Element data from apps and pages:
────────────────

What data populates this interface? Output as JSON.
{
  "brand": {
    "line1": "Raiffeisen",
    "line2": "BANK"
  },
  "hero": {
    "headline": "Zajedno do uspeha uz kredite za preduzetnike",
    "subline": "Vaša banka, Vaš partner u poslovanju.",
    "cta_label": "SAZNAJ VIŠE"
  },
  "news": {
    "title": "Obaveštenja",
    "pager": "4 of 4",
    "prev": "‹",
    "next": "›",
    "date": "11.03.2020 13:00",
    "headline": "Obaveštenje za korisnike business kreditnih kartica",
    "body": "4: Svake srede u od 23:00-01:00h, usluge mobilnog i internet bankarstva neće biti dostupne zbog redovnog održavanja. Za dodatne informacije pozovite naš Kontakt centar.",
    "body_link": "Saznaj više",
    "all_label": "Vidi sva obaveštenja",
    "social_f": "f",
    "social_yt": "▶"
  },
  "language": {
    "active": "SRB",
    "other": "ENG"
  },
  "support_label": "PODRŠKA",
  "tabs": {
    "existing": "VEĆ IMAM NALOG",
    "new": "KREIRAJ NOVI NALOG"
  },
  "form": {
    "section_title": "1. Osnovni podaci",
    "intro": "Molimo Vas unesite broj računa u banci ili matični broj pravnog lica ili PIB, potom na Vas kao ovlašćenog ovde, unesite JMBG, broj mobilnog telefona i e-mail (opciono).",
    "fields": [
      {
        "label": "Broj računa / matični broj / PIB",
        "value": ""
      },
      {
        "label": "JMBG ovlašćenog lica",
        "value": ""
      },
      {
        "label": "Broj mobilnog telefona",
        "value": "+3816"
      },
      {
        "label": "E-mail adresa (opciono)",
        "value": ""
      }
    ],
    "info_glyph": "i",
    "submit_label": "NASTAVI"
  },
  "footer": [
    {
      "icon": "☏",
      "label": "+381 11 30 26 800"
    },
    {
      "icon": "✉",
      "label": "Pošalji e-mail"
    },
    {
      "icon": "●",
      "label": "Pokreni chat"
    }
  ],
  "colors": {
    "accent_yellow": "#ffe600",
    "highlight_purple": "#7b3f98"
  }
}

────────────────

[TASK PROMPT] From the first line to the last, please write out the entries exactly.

[TASK OUTPUT]
What data populates this interface? Output as JSON.
{
  "brand": {
    "line1": "Raiffeisen",
    "line2": "BANK"
  },
  "hero": {
    "headline": "Zajedno do uspeha uz kredite za preduzetnike",
    "subline": "Vaša banka, Vaš partner u poslovanju.",
    "cta_label": "SAZNAJ VIŠE"
  },
  "news": {
    "title": "Obaveštenja",
    "pager": "4 of 4",
    "prev": "‹",
    "next": "›",
    "date": "11.03.2020 13:00",
    "headline": "Obaveštenje za korisnike business kreditnih kartica",
    "body": "4: Svake srede u od 23:00-01:00h, usluge mobilnog i internet bankarstva neće biti dostupne zbog redovnog održavanja. Za dodatne informacije pozovite naš Kontakt centar.",
    "body_link": "Saznaj više",
    "all_label": "Vidi sva obaveštenja",
    "social_f": "f",
    "social_yt": "▶"
  },
  "language": {
    "active": "SRB",
    "other": "ENG"
  },
  "support_label": "PODRŠKA",
  "tabs": {
    "existing": "VEĆ IMAM NALOG",
    "new": "KREIRAJ NOVI NALOG"
  },
  "form": {
    "section_title": "1. Osnovni podaci",
    "intro": "Molimo Vas unesite broj računa u banci ili matični broj pravnog lica ili PIB, potom na Vas kao ovlašćenog ovde, unesite JMBG, broj mobilnog telefona i e-mail (opciono).",
    "fields": [
      {
        "label": "Broj računa / matični broj / PIB",
        "value": ""
      },
      {
        "label": "JMBG ovlašćenog lica",
        "value": ""
      },
      {
        "label": "Broj mobilnog telefona",
        "value": "+3816"
      },
      {
        "label": "E-mail adresa (opciono)",
        "value": ""
      }
    ],
    "info_glyph": "i",
    "submit_label": "NASTAVI"
  },
  "footer": [
    {
      "icon": "☏",
      "label": "+381 11 30 26 800"
    },
    {
      "icon": "✉",
      "label": "Pošalji e-mail"
    },
    {
      "icon": "●",
      "label": "Pokreni chat"
    }
  ],
  "colors": {
    "accent_yellow": "#ffe600",
    "highlight_purple": "#7b3f98"
  }
}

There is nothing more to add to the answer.